Amid Rising Tensions, India To Double Oil Imports From US To Reduce Dependency On Volatile West Asia Region: ReportStorage tanks of an Indian Oil Refinery (Representative Image) (SAM PANTHAKY/AFP/Getty Images)

In a bid to reduce dependency on the volatile West Asia region, India is planning to double crude oil imports from the US, reports Hindustan Times.

According to the report, officials with direct knowledge of the matter said that India’s oil purchases from the US, which started in 2017-18, have already crossed about 6 million tonnes a year.

Besides US, India also wants long-term oil supply contracts with Russia and other oil producing countries in Africa.

“We can easily double our crude oil imports from the US to 12 million tonnes. We are in talks with the US government and private oil firms as petroleum is an unregulated business in that country. We expect good rates and better terms from American firms that would compensate for our transportation costs.
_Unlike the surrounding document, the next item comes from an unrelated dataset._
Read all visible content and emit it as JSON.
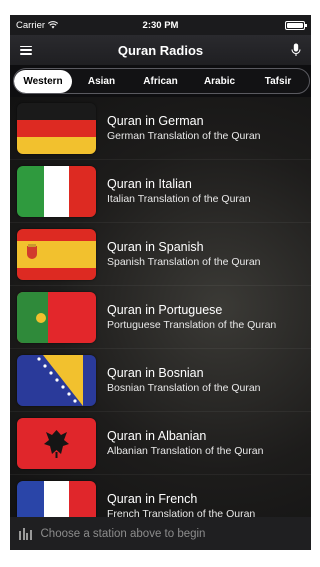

In return, we can offer them an assured market,” one of the three officials was quoted in the report as saying.

As per the report, three west Asian countries, Iraq, Saudi Arabia and the United Arab Emirates, supplied about 51 per cent of the total of 226.5 million tonnes (MT) of oil worth $111.9 billion that India imported in 2018-19.

The diversification of the India’s crude basket is necessary because unlike other importers, it neither has its own resources nor has bought significant oil and gas assets abroad, the officials said.
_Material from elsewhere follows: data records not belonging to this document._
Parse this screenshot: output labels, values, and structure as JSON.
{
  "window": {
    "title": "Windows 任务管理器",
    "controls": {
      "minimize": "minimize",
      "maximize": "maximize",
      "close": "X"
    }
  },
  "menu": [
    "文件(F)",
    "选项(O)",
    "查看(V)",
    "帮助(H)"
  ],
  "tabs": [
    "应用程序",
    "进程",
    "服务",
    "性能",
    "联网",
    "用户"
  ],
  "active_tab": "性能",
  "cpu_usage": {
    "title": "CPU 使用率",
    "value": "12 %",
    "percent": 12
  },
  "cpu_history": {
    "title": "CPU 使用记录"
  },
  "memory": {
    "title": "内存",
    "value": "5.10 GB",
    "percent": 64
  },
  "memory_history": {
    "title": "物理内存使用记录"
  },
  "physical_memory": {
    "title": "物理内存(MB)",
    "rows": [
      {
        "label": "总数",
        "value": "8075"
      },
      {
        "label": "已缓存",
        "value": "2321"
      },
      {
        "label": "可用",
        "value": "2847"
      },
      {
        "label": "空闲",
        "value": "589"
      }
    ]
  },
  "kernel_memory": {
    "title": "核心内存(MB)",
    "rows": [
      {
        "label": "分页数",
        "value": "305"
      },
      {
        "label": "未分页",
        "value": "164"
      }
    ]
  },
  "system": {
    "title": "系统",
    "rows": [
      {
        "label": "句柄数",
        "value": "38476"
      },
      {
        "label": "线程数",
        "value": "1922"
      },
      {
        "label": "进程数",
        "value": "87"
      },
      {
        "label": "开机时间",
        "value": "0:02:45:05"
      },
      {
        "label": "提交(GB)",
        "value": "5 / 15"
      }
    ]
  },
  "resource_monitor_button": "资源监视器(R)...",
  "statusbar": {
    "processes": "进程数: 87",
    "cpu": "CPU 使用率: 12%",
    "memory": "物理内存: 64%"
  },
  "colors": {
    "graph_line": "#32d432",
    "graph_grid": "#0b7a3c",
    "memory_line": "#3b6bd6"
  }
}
In recent years, India has tried to diversify its energy sources with the focus on secure, stable and predictable supplies.

Earlier on Friday (10 January), Petroleum Minister Dharmendra Pradhan while launching a report of the International Energy Agency (IEA) had said that as proven oil reserves of India are limited compared with domestic needs, India’s import dependency is going to increase significantly.

“We are meeting in the backdrop of rising tensions in West Asia and its impact on stability and security in the region,” Pradhan said.